# Brief:
Return every line of the listing that includes the string "plane".

# Records supplied:
======

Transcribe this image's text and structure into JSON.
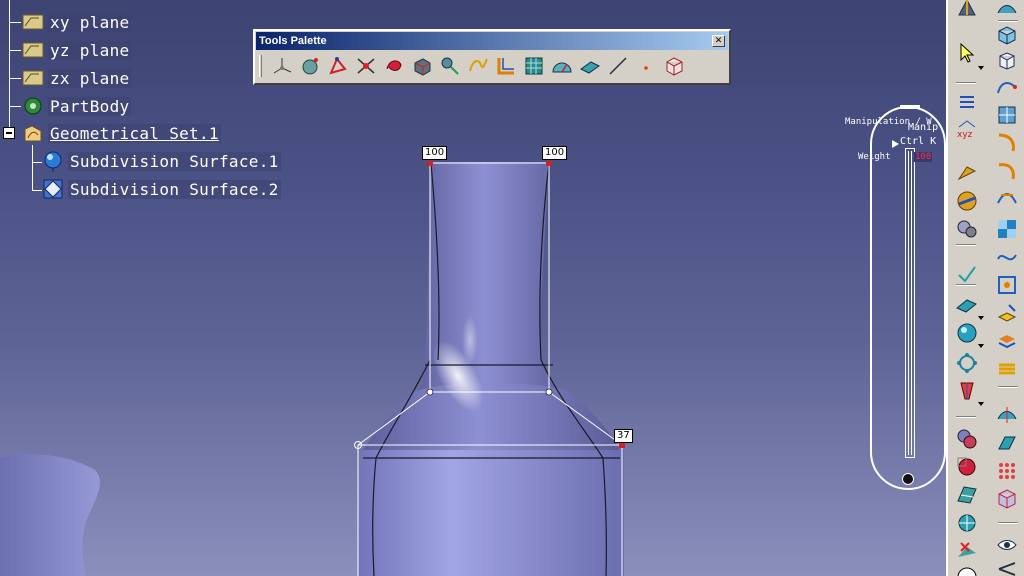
{
  "tree": {
    "items": [
      {
        "label": "xy plane",
        "icon": "plane-icon"
      },
      {
        "label": "yz plane",
        "icon": "plane-icon"
      },
      {
        "label": "zx plane",
        "icon": "plane-icon"
      },
      {
        "label": "PartBody",
        "icon": "part-body-icon"
      },
      {
        "label": "Geometrical Set.1",
        "icon": "geometrical-set-icon"
      },
      {
        "label": "Subdivision Surface.1",
        "icon": "subdivision-surface-icon"
      },
      {
        "label": "Subdivision Surface.2",
        "icon": "subdivision-surface-icon"
      }
    ]
  },
  "tools_palette": {
    "title": "Tools Palette",
    "close": "✕",
    "tools": [
      "axis-icon",
      "sphere-point-icon",
      "vertex-select-icon",
      "edge-select-icon",
      "twist-icon",
      "face-icon",
      "attract-icon",
      "path-icon",
      "corner-icon",
      "grid-icon",
      "protractor-icon",
      "plane-face-icon",
      "line-icon",
      "point-icon",
      "cube-icon"
    ]
  },
  "viewport": {
    "weights": [
      "100",
      "100",
      "37"
    ]
  },
  "manipulator": {
    "title": "Manipulation / W",
    "manip_line": "Manip",
    "ctrl_line": "Ctrl K",
    "weight_label": "Weight",
    "weight_value": "100"
  },
  "colors": {
    "background_top": "#3d4472",
    "background_bottom": "#8a8fbb",
    "surface": "#7d80c4",
    "toolbar": "#d4d0c8",
    "titlebar": "#0a246a"
  }
}
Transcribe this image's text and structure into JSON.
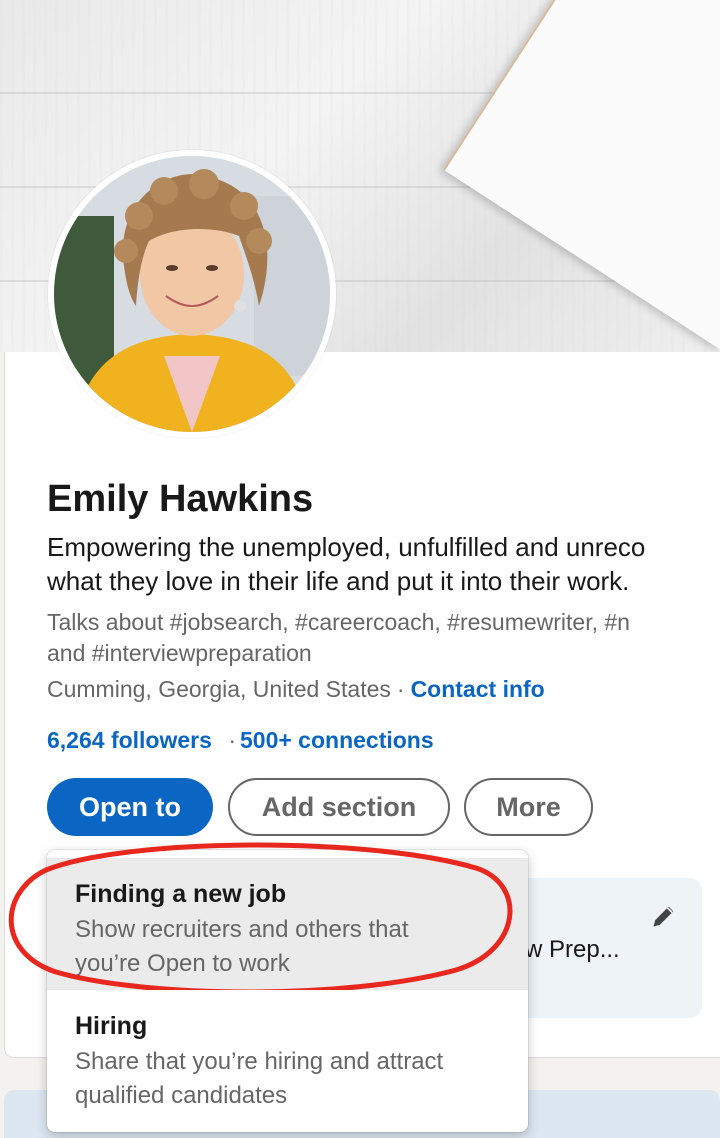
{
  "profile": {
    "name": "Emily Hawkins",
    "headline_line1": "Empowering the unemployed, unfulfilled and unreco",
    "headline_line2": "what they love in their life and put it into their work.",
    "talks_line1": "Talks about #jobsearch, #careercoach, #resumewriter, #n",
    "talks_line2": "and #interviewpreparation",
    "location": "Cumming, Georgia, United States",
    "separator": "·",
    "contact_link": "Contact info",
    "followers": "6,264 followers",
    "connections": "500+ connections"
  },
  "actions": {
    "open_to": "Open to",
    "add_section": "Add section",
    "more": "More"
  },
  "dropdown": {
    "items": [
      {
        "title": "Finding a new job",
        "desc": "Show recruiters and others that\nyou’re Open to work"
      },
      {
        "title": "Hiring",
        "desc": "Share that you’re hiring and attract\nqualified candidates"
      }
    ]
  },
  "background_card": {
    "text": "w Prep..."
  },
  "colors": {
    "brand_blue": "#0a66c2",
    "annotation_red": "#e8281e",
    "highlight_bg": "#ebebeb"
  },
  "icons": [
    "pencil-icon"
  ]
}
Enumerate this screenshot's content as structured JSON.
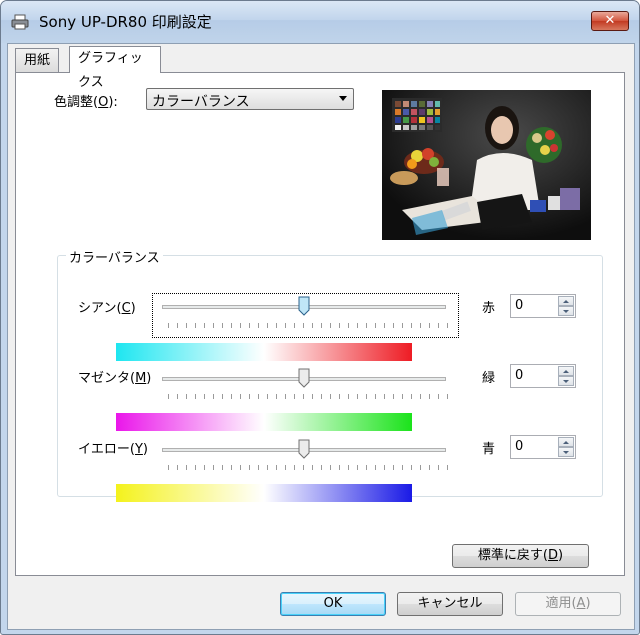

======

# Answer to the problem:
        "label": "xy plane",
        "icon": "plane-icon"
        "label": "yz plane",
        "icon": "plane-icon"
        "label": "zx plane",
        "icon": "plane-icon"
      "plane-face-icon",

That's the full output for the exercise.